Photo: Andreas Ragnarsson
Let's agree to disagree here but recycling ships are an inevitable part of the shipping industry. It directly facilitates in maintaining the favourable supply-demand balance of the tonnages and provides a solution for the shipowners to get a reasonable worth for their maritime assets which are no longer feasible to operate as they become technically obsolete or when they are no longer able to be maintained as per statutory compliances.
Today when the world is racing towards achieving reduced carbon emissions, reduction in GHGs across all the industries, we should take cognisance of the fact that to produce 1 ton of Iron, it takes a tailing of around 2.5 - 3 Tons of iron ore, and respectively such proportion exists when we mine out other property enhancing metals such as Manganese, Copper, Molybdenum, Chromium, Nickel, Aluminium, Niobium, Vanadium, Titanium, etc. which are added to iron in making high-quality steel products.
When we obtain these high-quality steel by recycling ships were are actually contributing in the protection of the environment by reducing the mining activities which results in conserving the energy utilized in the mining process and the production process of iron and steel products which ultimately results in reducing the hours the humans spend their time in occupational health risk activity like mining and at the same time reduce the negative impact on the environment and the local flora and fauna.
In my opinion, ship recycling is a very good solution for the shipping industry and the environment but the ship recycling activity in itself gives out a different indication altogether. Unfortunately, stakeholders of the ship recycling industry often forget the importance of ship recycling. Although none of them may be deliberately putting the safety of human lives and protection of the environment at stake, it is definitely their ignorance and their false belief of accepting job hazards as a way of life that effortlessly permits their conscience to allow such activities with their consent.
With the help of IMO's Hong Kong Convention and European Union's Ship Recycling Regulation, it has definitely made a substantial change in the ship recycling activities and has forced the ship recycling yards to up their game and improve safety standards in their facilities. Sooner or later the responsibility of evaluating the compliance of the shipbreaking yards has to be taken by the local administrations or the contracting governments or unions.
As in the case of any business, for the ship recycling facilities, getting approval and recognitions from a classification society or a statutory body is just a means which enables them to carry out their activities. But their businesses only work out when shipowners sell their ships to them!
So who is in a better position to force induce occupational work safety and reduction of pollution on the ship recycling facilities?
Although certifications, recognitions, and permission to operate are very crucial in nature, eventually, for a business setup, they are just expenses incurred on a regular basis. Earnings are only possible when they get a ship in the first place to recycle and sell its by-products in the market.
Now, on the other hand, it is equally necessary for the shipowners to take control and make sure that their waste is treated responsibly. Shipowners take all necessary means to ensure statutory compliance of their vessels while they trade, however when selling their ships for recycling they are always behind getting top dollars for their assets.

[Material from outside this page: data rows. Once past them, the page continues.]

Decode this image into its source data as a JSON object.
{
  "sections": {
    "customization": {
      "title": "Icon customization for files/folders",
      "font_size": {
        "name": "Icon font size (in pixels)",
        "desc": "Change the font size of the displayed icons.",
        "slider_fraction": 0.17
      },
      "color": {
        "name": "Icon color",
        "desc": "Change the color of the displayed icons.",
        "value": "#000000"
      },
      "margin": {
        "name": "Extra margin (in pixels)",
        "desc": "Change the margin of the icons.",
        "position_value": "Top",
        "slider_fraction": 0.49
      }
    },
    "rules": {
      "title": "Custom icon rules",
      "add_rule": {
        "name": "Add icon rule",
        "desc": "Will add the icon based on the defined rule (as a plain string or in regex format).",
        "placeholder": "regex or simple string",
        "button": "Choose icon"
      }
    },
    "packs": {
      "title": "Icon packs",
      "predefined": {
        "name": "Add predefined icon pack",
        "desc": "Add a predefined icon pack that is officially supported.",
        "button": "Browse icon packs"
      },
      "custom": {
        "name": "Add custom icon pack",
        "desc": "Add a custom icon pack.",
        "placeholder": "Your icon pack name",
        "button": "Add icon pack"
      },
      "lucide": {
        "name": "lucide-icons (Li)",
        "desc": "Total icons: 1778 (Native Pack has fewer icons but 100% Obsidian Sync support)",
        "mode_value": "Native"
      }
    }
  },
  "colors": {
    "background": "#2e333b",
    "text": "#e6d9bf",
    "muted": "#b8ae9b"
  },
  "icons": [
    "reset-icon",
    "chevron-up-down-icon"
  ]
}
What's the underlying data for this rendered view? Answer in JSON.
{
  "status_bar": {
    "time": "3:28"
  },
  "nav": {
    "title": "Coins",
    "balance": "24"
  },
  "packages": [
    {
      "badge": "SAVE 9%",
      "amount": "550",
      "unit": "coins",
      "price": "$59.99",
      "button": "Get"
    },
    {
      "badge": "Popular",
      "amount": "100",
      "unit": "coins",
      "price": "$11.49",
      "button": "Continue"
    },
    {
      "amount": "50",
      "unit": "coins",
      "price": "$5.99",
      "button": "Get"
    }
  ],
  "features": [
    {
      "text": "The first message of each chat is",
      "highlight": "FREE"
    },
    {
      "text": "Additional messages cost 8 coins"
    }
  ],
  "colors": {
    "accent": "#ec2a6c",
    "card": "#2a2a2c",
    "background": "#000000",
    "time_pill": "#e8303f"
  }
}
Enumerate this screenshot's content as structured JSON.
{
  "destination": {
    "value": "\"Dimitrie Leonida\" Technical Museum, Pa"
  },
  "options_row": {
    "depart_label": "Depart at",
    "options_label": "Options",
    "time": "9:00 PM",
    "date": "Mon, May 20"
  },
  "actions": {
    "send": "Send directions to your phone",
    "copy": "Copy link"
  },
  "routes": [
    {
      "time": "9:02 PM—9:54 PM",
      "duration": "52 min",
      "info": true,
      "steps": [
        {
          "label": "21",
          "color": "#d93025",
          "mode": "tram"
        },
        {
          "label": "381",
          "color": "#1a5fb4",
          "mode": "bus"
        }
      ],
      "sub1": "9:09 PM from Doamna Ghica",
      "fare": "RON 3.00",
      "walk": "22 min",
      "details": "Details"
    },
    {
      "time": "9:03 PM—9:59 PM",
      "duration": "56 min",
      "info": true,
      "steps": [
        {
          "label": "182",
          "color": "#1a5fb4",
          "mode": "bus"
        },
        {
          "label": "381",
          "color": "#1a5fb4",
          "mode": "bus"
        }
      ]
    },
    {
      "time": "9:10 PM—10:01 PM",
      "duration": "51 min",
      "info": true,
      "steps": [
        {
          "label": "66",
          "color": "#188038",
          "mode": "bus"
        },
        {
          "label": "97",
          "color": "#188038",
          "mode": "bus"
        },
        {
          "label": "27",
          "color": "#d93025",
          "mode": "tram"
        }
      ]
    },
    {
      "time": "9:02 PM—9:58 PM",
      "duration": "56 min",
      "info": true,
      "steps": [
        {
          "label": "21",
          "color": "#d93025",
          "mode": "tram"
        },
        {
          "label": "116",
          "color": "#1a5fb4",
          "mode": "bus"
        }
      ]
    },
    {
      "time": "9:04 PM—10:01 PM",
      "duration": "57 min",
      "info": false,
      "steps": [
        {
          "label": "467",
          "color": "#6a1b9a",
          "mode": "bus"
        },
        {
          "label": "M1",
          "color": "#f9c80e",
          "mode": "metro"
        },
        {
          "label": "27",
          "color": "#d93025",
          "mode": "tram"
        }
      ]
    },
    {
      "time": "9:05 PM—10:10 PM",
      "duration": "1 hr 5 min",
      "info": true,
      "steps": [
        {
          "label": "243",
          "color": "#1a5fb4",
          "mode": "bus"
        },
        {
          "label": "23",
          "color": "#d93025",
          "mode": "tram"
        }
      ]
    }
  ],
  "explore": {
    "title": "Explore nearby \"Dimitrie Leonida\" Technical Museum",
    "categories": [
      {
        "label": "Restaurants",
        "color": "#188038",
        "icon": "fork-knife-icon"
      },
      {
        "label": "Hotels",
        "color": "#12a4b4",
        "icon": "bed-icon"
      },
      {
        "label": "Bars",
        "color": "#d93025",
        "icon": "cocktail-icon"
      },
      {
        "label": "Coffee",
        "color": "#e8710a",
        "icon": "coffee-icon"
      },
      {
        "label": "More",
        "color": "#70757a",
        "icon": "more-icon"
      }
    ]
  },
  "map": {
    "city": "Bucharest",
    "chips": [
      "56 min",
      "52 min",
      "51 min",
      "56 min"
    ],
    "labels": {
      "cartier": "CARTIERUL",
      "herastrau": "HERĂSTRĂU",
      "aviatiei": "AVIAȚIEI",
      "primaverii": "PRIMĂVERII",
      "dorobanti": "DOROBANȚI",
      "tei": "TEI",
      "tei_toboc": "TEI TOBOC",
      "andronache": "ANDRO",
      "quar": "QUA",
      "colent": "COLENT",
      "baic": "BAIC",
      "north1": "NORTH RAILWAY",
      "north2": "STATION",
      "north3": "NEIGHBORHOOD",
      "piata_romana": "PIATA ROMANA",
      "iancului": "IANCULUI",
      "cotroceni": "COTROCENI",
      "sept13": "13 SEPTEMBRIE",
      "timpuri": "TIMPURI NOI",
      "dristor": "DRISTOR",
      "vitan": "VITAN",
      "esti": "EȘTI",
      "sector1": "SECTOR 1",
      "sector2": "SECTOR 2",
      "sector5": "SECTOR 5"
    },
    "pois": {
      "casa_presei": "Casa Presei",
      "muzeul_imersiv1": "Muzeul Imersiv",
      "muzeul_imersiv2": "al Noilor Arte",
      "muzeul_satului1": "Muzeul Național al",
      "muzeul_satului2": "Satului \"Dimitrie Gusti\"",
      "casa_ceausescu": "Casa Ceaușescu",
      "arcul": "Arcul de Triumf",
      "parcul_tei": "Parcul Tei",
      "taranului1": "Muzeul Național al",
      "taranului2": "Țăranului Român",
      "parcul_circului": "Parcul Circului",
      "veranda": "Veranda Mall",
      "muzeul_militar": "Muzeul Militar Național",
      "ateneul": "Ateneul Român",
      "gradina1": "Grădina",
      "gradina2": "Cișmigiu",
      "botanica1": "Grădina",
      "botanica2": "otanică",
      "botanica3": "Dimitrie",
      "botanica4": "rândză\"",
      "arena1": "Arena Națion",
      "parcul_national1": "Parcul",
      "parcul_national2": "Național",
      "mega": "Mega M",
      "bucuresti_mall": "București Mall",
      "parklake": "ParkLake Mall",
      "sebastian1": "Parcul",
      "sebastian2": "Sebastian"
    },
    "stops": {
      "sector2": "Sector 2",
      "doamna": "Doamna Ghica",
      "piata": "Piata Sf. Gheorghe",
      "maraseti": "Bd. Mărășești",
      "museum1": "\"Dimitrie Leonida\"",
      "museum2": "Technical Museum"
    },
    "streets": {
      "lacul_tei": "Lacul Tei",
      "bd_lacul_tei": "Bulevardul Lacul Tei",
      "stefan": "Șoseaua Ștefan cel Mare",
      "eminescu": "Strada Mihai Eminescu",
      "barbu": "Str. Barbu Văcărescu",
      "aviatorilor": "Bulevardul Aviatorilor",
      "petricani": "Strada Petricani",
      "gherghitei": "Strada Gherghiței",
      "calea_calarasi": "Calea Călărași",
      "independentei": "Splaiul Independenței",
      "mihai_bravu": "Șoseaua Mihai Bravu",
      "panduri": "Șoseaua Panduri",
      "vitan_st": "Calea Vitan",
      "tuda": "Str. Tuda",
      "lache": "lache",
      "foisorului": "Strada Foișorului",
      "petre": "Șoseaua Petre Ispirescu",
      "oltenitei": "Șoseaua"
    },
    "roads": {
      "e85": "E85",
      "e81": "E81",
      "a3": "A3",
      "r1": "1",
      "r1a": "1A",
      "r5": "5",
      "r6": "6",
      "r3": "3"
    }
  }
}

With the pressure from governments and certain private bodies, the shipowners are always under watch as to where they sell their ships for recycling. This creates negative repercussions on their image for not doing enough as a part of their corporate social responsibility which many a time leads to litigations and obligation to pay huge fines.
So it is in the best interest of the shipowners to verify the ability of the ship recycling facilities and capabilities of their employees to meet the safe and environmentally sound practices of ship recycling.
Shipowners will be responsible for proper selection and appointment third-party evaluators and auditors to evaluate the ship recycling facilities and their employees Such auditors should have sound technical knowledge of ships and their operations, have at least implemented the requirements of ISO 17020 standards in their organisations with a practicing knowledge about Hong Kong Convention and who are practicing lead auditors of ISO management system standards of 9001, 14001 & 45001 for the ship recycling facilities.
When associations are made between shipowner/s and ship recycling facilities or their consortiums for sending their ships for the final treatment, it makes way for working possibilities such as vendor development programs or service supplier evaluations of sorts.
Such kind of synergy will create a motivated environment for the shipowners and ship recyclers to understand the needs of each other's interested parties and work out the best in their interests and at the same time ensure occupational safety for workers and reduce pollution of the environment.
About the author: Divakar P. Amin is the founder and Director of DPA Maritime (OPC) Private Limited, which provides auditing and evaluating services for ship recycling facilities, shipboard audits, etc. He is a gold medallist awardee in PGD in Shipping Management from Narottam Morarjee Institute of Shipping and a Bachelors in Mechanical Engineering from Mumbai University.
He was working for ClassNK since 2009 as a ship surveyor, marine management systems auditor, MLC inspector, lead auditor for ISO 9001, 14001 & 18001, member of the ship recycling team as HKC lead auditor and independent verifying inspector for EUSRR.
Source: DPA Maritime